When the weather in Japan gets cold, it’s time to break out the hot pots! For the Japanese, there’s nothing better than a bubbling hot pot, pumped full of vegetables, fish, or meat, and sharing it with a bunch of friends around the table. This traditional winter dish, known as nabé (a name for both the food itself and the earthenware pot it’s cooked in), is something everyone looks forward to as the temperatures drop. Yasahiro in THE DAYDREAMER DETECTIVE and THE DAYDREAMER DETECTIVE BRAVES THE WINTER loves a good hot pot dish! In fact, he helps his mother make one when he and Mei go to visit his parents (on a semi-disastrous trip, I might add.)
Nabé is usually comprised of a few basic ingredients: a broth, a protein (meat, fish, and or tofu), and vegetables. Sometimes noodles or rice can be added too for extra starch to fill you up. Items are added to the pot before any cooking begins. The ingredients at the bottom are the ones that need to cook the longest, and then everything else is layered on top. Stock is added, the heat is turned on, and the meal starts to cook.
I’ve made a few hot pots and the most labor-intensive part is all the chopping. Once that’s complete, the actual cooking itself is easy and quick. Before you know it, dinner is served!
Many regions of Japan have different types of broth and ingredients that are signature for their area. In Hokkaido, their Ishikari nabé has a rich miso and dashi broth with potatoes, Napa cabbage, tofu, negi (a thick green onion), enoki mushrooms, and salmon. Tonyu nabé has a chicken stock and soy milk base that is much loved by people looking for something really different.

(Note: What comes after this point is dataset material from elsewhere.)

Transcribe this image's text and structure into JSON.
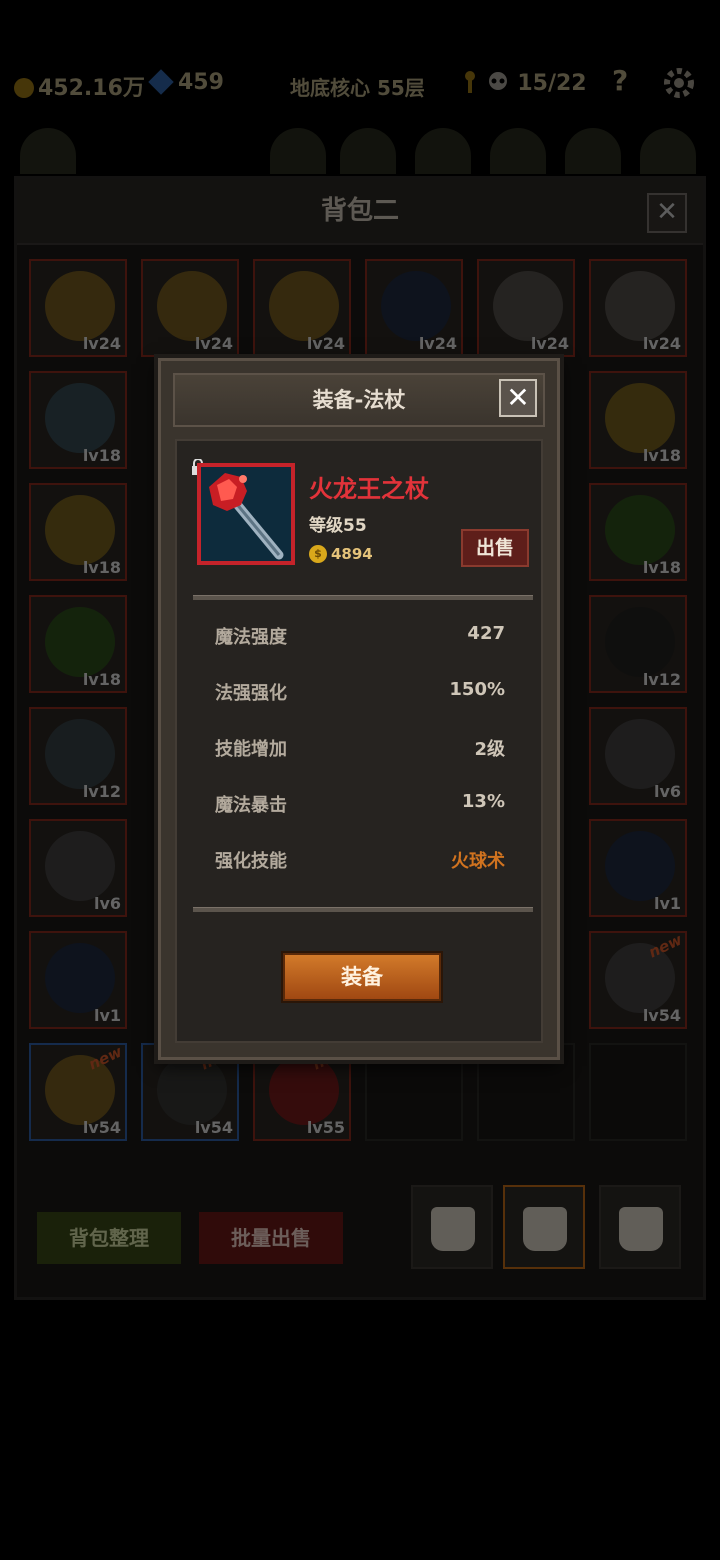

But the most popular version of nabé is Chanko nabé, the biggest hot pot soup eaten by sumo wrestlers to aid in their weight gain. Chanko nabé is absolutely bursting with ingredients! Chicken, beef, seafood, tons of vegetables, and a savory broth. It’ll make you full in no time flat. Restaurants across the country specialize in sumo-themed Chanko nabé, with tiny sumo ring mockups in the middle of the dining area. They look like fun!
Nabé has a long rich history in Japan, harking back to a time when homes were heated by a fire pit in the center of the house. It was a good place to hang a stone or clay pot and keep food bubbling away all day. Nowadays, portable gas burners are a popular sight in both homes and restaurants. They sit in the middle of the table, with the nabé cooking on it, and people grab ingredients from the central pot with their chopsticks to their own bowls. Because everyone is using their own chopsticks to grab ingredients, nabé is usually enjoyed with good friends and family, people you like and trust. It can be a great way to spend an evening along with a cold beer or some saké! Give it a shot sometime soon!